For people with allergies, contact with pollen leads to symptoms such as sneezing, rhinitis and watery eyes. This may sound trivial, but is in fact a complex correlation of physiological processes. As these have not yet been fully understood, we do not know exactly yet how allergies develop and how the symptoms are triggered.

Symptoms can be predicted in advance

A research group led by the Institute of Environmental Medicine at Helmholtz Zentrum München and Technical University of Munich (Research Association UNIKA-T), examined patients with pollen-induced allergic rhinitis and people without allergy over a period of one year. In addition to a digital symptom diary kept daily by the study participants, the researchers took samples of blood and nasal secretion. They then compared the immune variables (cytokines, chemokines and pollen-specific immunoglobulins) in these samples during and after the pollen season. As a result, they identified the endogenous messenger substances IL-8 and IL-33 as well as the antibodies sIgG4 and sIgE as biomarkers (= measurable characteristics with relevance for biological processes). These biomarkers show a significant correlation with pollen-specific nasal symptoms (proven by Spearman's rank correlation coefficient). The researchers were now able to predict the severity of the symptoms even before the start of the pollen season based on the expression rate of these biomarkers in people with and without allergy, independent of their individual genetic disposition.

Multiple applications for biomarkers

Mehmet Gökkaya, researcher at UNIKA-T and first author of the study: “The identification of biomarkers helps us in three ways. Firstly, by predicting the severity of nasal symptoms we can better identify the patients who benefit the most from therapeutic treatment.
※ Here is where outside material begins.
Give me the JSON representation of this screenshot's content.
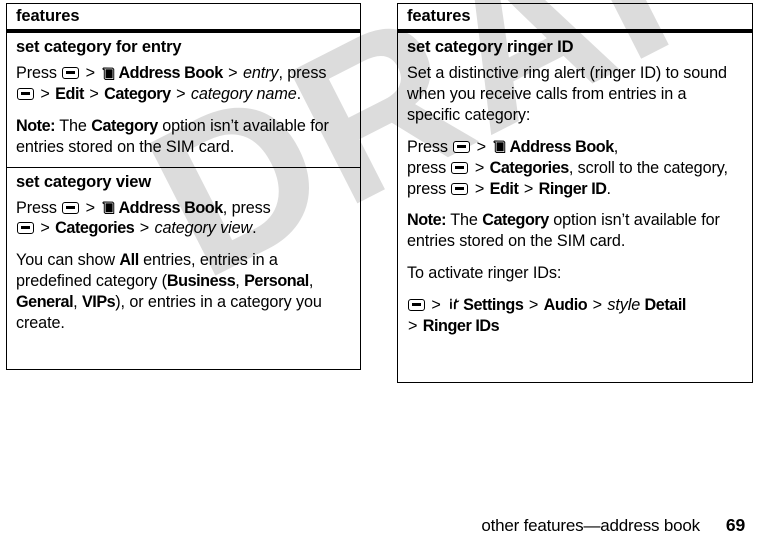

Secondly, biomarkers can help us understand the processes at work during the development of allergies in non-allergic patients and so help us to be ultimately able to prevent them. And thirdly, biomarkers can be used to identify the physiological processes that originally cause these symptoms. Possibly this could be a new starting point for the development of novel therapeutics.”

Original publication

Gökkaya et al., 2020: <link - extern>Defining biomarkers to predict symptoms in allergic and non-allergic subjects under natural pollen exposure.</link> Journal of Allergy and Clinical Immunology, DOI: 10.1016/j.jaci.2020.02.037